[MATERIAL SUPPLIED]:
Start of Block

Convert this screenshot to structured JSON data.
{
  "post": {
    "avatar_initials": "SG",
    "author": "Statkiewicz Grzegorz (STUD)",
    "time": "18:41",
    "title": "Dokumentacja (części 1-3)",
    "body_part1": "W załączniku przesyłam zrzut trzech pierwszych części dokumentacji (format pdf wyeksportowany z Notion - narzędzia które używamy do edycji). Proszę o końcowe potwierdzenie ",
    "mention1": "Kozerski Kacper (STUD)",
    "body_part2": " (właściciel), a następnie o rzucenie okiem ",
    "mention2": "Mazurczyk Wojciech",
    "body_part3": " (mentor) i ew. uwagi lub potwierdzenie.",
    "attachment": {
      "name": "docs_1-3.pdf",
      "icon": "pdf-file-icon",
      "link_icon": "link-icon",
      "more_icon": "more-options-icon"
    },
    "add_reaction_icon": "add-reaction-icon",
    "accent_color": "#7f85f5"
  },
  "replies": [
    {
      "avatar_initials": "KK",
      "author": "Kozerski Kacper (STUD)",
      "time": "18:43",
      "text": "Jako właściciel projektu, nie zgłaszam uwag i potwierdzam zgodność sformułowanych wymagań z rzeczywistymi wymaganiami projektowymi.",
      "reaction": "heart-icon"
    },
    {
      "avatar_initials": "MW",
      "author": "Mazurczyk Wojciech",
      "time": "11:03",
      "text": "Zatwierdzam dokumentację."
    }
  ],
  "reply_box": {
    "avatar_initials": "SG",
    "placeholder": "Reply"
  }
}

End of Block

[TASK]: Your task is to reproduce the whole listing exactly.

[RESULT OF THIS EXERCISE]:
Convert this screenshot to structured JSON data.
{
  "post": {
    "avatar_initials": "SG",
    "author": "Statkiewicz Grzegorz (STUD)",
    "time": "18:41",
    "title": "Dokumentacja (części 1-3)",
    "body_part1": "W załączniku przesyłam zrzut trzech pierwszych części dokumentacji (format pdf wyeksportowany z Notion - narzędzia które używamy do edycji). Proszę o końcowe potwierdzenie ",
    "mention1": "Kozerski Kacper (STUD)",
    "body_part2": " (właściciel), a następnie o rzucenie okiem ",
    "mention2": "Mazurczyk Wojciech",
    "body_part3": " (mentor) i ew. uwagi lub potwierdzenie.",
    "attachment": {
      "name": "docs_1-3.pdf",
      "icon": "pdf-file-icon",
      "link_icon": "link-icon",
      "more_icon": "more-options-icon"
    },
    "add_reaction_icon": "add-reaction-icon",
    "accent_color": "#7f85f5"
  },
  "replies": [
    {
      "avatar_initials": "KK",
      "author": "Kozerski Kacper (STUD)",
      "time": "18:43",
      "text": "Jako właściciel projektu, nie zgłaszam uwag i potwierdzam zgodność sformułowanych wymagań z rzeczywistymi wymaganiami projektowymi.",
      "reaction": "heart-icon"
    },
    {
      "avatar_initials": "MW",
      "author": "Mazurczyk Wojciech",
      "time": "11:03",
      "text": "Zatwierdzam dokumentację."
    }
  ],
  "reply_box": {
    "avatar_initials": "SG",
    "placeholder": "Reply"
  }
}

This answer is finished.